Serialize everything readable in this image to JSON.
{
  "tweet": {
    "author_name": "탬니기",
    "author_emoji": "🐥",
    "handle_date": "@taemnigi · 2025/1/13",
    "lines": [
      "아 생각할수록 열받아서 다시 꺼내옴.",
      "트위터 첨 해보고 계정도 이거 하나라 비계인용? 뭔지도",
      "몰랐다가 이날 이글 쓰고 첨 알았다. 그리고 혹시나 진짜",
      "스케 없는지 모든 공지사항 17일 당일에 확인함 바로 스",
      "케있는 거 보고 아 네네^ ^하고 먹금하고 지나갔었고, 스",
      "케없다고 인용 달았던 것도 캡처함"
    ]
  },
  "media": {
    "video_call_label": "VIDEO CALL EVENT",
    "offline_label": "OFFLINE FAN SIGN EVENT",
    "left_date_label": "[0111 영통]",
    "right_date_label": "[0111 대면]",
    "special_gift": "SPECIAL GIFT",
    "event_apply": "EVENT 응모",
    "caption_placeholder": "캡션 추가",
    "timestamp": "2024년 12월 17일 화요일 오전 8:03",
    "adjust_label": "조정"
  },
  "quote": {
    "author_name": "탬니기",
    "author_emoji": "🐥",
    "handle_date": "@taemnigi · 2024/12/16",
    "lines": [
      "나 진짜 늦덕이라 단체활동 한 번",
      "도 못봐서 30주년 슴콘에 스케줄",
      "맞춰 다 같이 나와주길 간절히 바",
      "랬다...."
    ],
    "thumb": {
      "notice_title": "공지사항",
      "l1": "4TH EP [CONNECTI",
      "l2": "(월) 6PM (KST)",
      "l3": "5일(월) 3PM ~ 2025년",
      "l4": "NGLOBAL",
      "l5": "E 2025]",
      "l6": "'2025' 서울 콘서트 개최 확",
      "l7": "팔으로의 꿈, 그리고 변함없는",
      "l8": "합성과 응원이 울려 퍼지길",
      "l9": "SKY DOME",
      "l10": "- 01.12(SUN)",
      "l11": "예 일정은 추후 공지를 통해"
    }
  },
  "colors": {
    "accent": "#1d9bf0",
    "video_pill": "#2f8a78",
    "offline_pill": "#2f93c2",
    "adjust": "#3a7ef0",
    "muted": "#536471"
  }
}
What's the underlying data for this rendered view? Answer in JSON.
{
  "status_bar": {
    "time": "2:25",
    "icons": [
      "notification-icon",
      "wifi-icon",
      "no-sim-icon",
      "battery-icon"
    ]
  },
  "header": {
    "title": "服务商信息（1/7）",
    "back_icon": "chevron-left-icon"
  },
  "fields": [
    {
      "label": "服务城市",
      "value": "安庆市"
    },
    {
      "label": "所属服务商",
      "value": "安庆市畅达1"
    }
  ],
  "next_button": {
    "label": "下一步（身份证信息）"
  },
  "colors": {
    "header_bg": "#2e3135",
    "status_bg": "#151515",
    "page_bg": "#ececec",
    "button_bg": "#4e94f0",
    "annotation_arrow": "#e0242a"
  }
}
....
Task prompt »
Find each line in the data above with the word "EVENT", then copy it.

Answer space »
    "video_call_label": "VIDEO CALL EVENT",
    "offline_label": "OFFLINE FAN SIGN EVENT",
    "event_apply": "EVENT 응모",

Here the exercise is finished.